Published by HarperTeen
Release Date: April 26th, 2022
Genres: Contemporary Romance, YA
Format Read: ARC
You can’t always go home again.
Ellis and Easton have been inseparable since childhood. But when a rash decision throws ellis’s life—and her relationship with Easton— into chaos. She’s forced to move halfway across the country, far from everything she’s ever known.
Now Ellis hasn’t spoken to Easton in a year, and maybe it’s better that way; maybe eventually the Easton shaped hole in her heart will heal, but when Easton’s mother invites her home for a celebration, Ellis finds herself tangled up in the web of heartache, betrayal, and anger she left behind... and with the boy she never stopped loving.
I received this book for free from Publisher in exchange for an honest review. This does not affect my opinion of the book or the content of my review.
Well, damn. I was not ready for how angsty and angry and heartbreakingly sad this book is.
“I have to be careful because memories are like rain. A harmless drop here and there falling against my mind, then suddenly, I’m standing beneath a flood.”
Unfortunately, I didn’t end up loving SMWM as I hoped. This was one of my most anticipated 2022 debuts. And while it didn’t live up to my expectations, I love how emotionally fueled it was. All the FEELS.
Author Kristin Dwyer has a way with words. And no doubt I will be on the lookout for what she has in store for us next. All the feelings that this debut evoked were so unbelievably real and beautifully honest.
The author perfectly captured the complexities of family- it’s messy and imperfect and never without its own set of drama. I don’t have brothers but I do have two older sisters so I found myself extremely relating to the Albreys. You spend so much of your life with your siblings and you grow to love them unconditionally. But sometimes this also means that you’re just one second away from punching them in the face. I think brothers/sisters are some of the best people to bring out the best and worst in each other.
This book spoke to my teenage heart. There’s the magic of first love, first kiss, first heartbreak… the first everything. I had so many feelings of nostalgia. This book will remind you of what it felt like to be young. The reckless passion and impulsiveness that comes with it. As well as the feeling of invincibility.
“But I love you was light. Like a feather. Like a breeze. Like being set free.”
I live for the lovely and tender moments between Ellis and Easton. And I love, love, love the swoon! I had so many FEELINGS. I was crying by the end. (See: Ellis’ letter and Dixon’s birthday speech)
“I hope we can all take the love we have learned from you and share it with others in those ways that aren’t spoken.”
No doubt, heart is what this debut has in spades.
So what didn’t I like, you ask?

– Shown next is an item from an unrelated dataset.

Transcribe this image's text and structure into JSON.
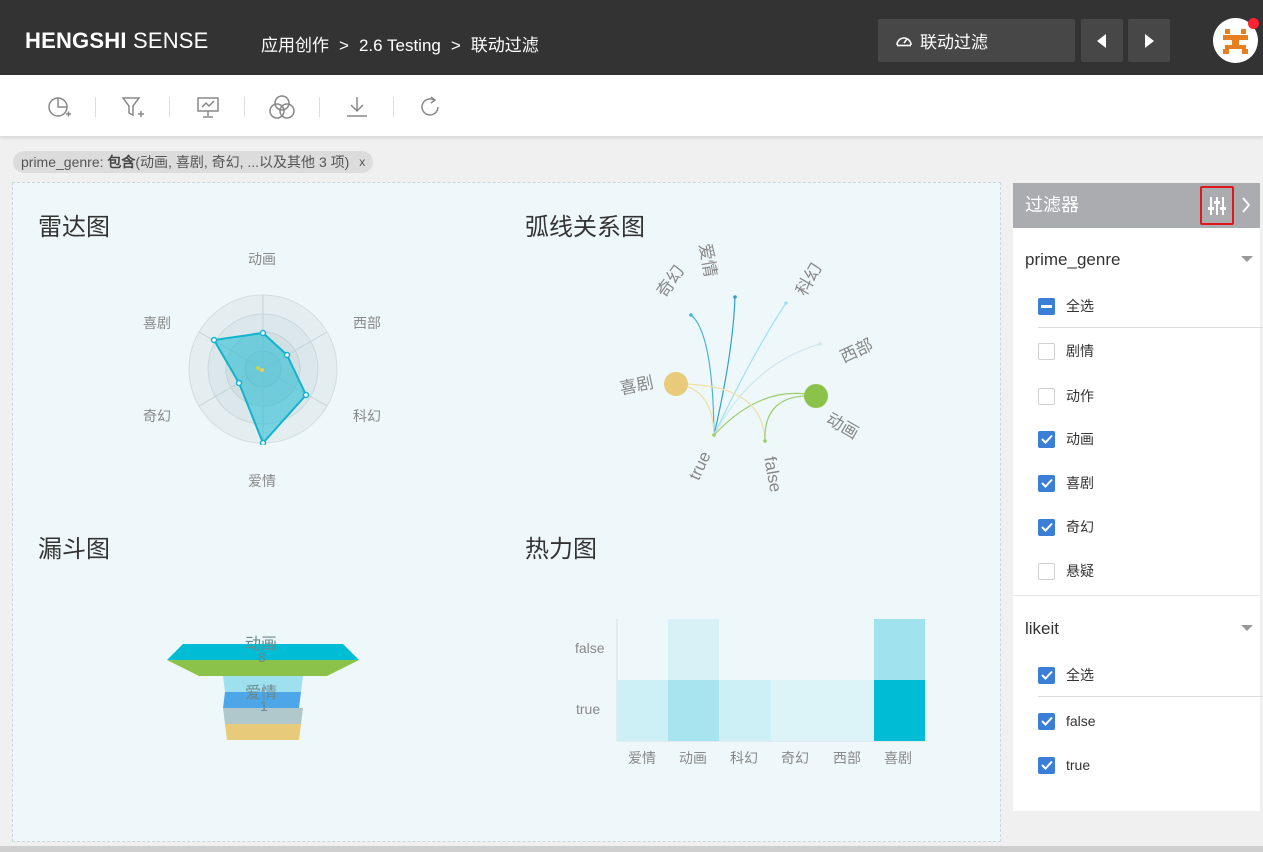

I had a bit of a rocky start with SMWM. I found the writing style to be a bit… disjointed. I needed to get used to it and Ellis’ voice. And I really wasn’t a fan of the ‘Before’ chapters. I disliked Ellis, especially in the beginning. She was just so… angry and bitter. She came across as selfish at times and uncaring. I did come to like her eventually. The further I read, I realized there’s a lot to love about her too. And it’s hard not to feel for her. She hasn’t had the easiest childhood and you can see how she struggles with feeling lost and torn about feeling of belonging. She desperately wants a place to belong and people to belong with. She only had to realize she already has both. She needed to open herself up to it and realize that she’s more than enough and is deserving of love.
Did I mention this book is angry? It seemed a lot like Easton has unacknowledged, unresolved anger issues. And you know what, I think Tucker has it too.
The end was sweet and heartwarming if a bit rushed and unbelievable. (Or maybe that’s just me?)
This is the kind of book you should be in a certain mood to read. It’s sad. With lots of drama, so much teenage angst, full of anger and sadness and pain.
Lastly, so much of the conflict in this book could have been resolved with a reasonable, calm conversation. There was so much misunderstanding and miscommunication- it was frustrating! Also, the reason why Ellis was sent away took too long to be revealed. And by then I almost didn’t care. It never felt to me like Ellis owned her actions. She was too busy blaming everyone else. Mrs. I-forgot-her-first-name Albrey didn’t deserve her anger.
“One day you will understand that home isn’t walls and a roof, it’s a feeling that you get. And you get to pick who lives there.”
Trigger warnings: substance abuse, abandonment, sexual content (not explicit)
Hi! I’m Diana, and I’m a Filipina bibliophile. I have a Bachelor’s that has nothing to do with reading, blogging or fangirling. People always assume I’m way younger than I actually am and I never really know whether to take that as a compliment or not?! Great to meet y’all!